Many of the nation’s performing arts companies alongside resident company Riverside|National Theatre of Parramatta (NTofP) and international touring productions, have been programmed in the line-up of 20 diverse and entertaining productions for 2017.
“Every great city has a great theatre. As Parramatta grows to take its place as a global city, Riverside Theatres’ 2017 program of sophisticated, diverse and virtuosic performing arts from around the world reflects the city’s vibrancy,” says Program manager for Riverside Theatres, Michelle Kotevski.
The program features contemporary and classic works from major performing arts companies including Melbourne Theatre Company (What Rhymes With Cars and Girls), Sydney Dance Company (Frame of Mind), Queensland Theatre (Grin and Tonic Theatre Troupe’s The 7 Stages of Grieving), Belvoir (Mark Colvin’s Kidney), The Australian Ballet (Giselle) and Sydney Theatre Company (The Wharf Revue).
Kicking off during the Sydney Festival in January, Riverside Theatres will co-present two productions – Hakawati from NTofP and Kaleidoscope from Company 2. Inspired by the ancient Arabic tradition of storytelling and breaking bread, Hakawati will celebrate food, music and the telling of tales; while Kaleidoscope will invite audiences to view life through the eyes of a young man with Asperger Syndrome in a joyous, poetic circus experience.
For the very first time, Riverside welcomes Melbourne Theatre Company for an exclusive Sydney season of the contemporary Australian love story, What Rhymes with Cars and Girls, based on the iconic album of the same name from You Am I frontman Tim Rogers. Performed with a live band led by Rogers, this intimate musical sees two lovers brought together by a conjunction of the stars and a pizza delivery gone weird.
In March, Satu Bulan Theatre Company and Performing Lines will present the Australian-Indonesian play, The Age of Bones by Darwin’s award-winning playwright Sandra Thibodeaux. Set in a magical world under the ocean, this fantastical piece is realised through a combination of shadow puppets, video and music.

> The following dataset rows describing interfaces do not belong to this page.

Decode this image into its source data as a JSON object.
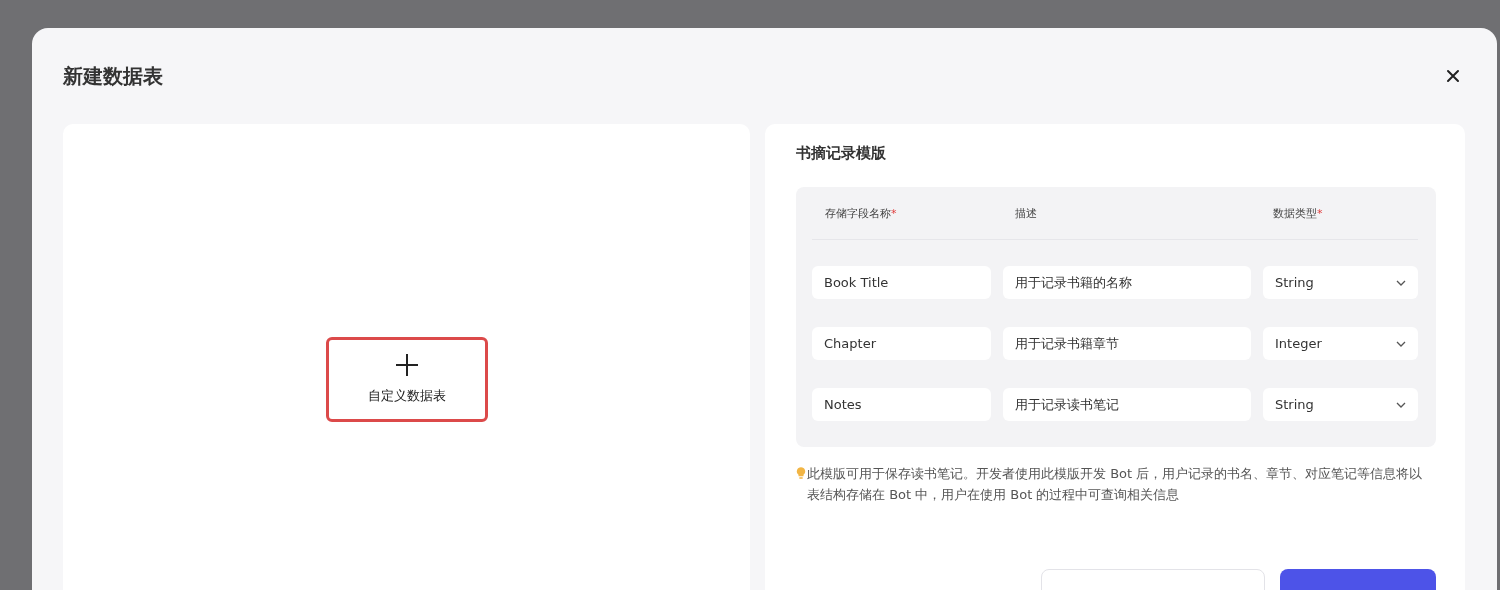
{
  "dialog": {
    "title": "新建数据表"
  },
  "custom_table_button": {
    "label": "自定义数据表",
    "highlighted": true
  },
  "template": {
    "title": "书摘记录模版",
    "columns": [
      {
        "label": "存储字段名称",
        "required_mark": "*"
      },
      {
        "label": "描述"
      },
      {
        "label": "数据类型",
        "required_mark": "*"
      }
    ],
    "rows": [
      {
        "name": "Book Title",
        "description": "用于记录书籍的名称",
        "type": "String"
      },
      {
        "name": "Chapter",
        "description": "用于记录书籍章节",
        "type": "Integer"
      },
      {
        "name": "Notes",
        "description": "用于记录读书笔记",
        "type": "String"
      }
    ],
    "note": "此模版可用于保存读书笔记。开发者使用此模版开发 Bot 后，用户记录的书名、章节、对应笔记等信息将以表结构存储在 Bot 中，用户在使用 Bot 的过程中可查询相关信息"
  }
}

Throughout 2017, NTofP will present three world-premieres including David Williams’ Smurf in Wanderland co-produced with Griffin Theatre Company, and two adaptations of Australian literature, The Incredible Here and Now by Parramatta writer Felicity Castagna, and The Red Tree by Shaun Tan and adapted by Hilary Bell.
In June Queensland Theatre and Grin and Tonic Theatre Group present an enduring masterwork of Australian Indigenous theatre, The 7 Stages of Grieving. Penned 20 years ago by today’s Sydney Festival Director, Wesley Enoch along with acclaimed actor Deborah Mailman, this new production stars Western Sydney actor Chenoa Deemal and is described as funny, devastatingly sad, politically relevant and culturally profound.
Making a welcome return to Riverside will be two of Australia’s most celebrated dance companies – Sydney Dance Company with a powerful double bill, Frame of Mind by Artistic Director Rafael Bonachela and Wildebeest by recipient of the prestigious 2016 Tanja Liedtke Fellowship, Gabrielle Nankivell. Plus, the Australian Dance Theatre’s Be Your Self (Redux) choreographed by Artistic Director Garry Stewart explores the fundamental question about ‘self’ using the body as the focus.
Rounding out the stellar program will be two classic stories including a new adaption of the Gothic horror story Dracula from shake & stir Theatre Co; and Katherine Thomson’s Diving for Pearls, produced by Griffin Theatre Company and starring Helpmann Award-winning actor, Ursula Yovich.
For more information, visit www.riversideparramatta.com.au for details.
Image: The Incredible Here and Now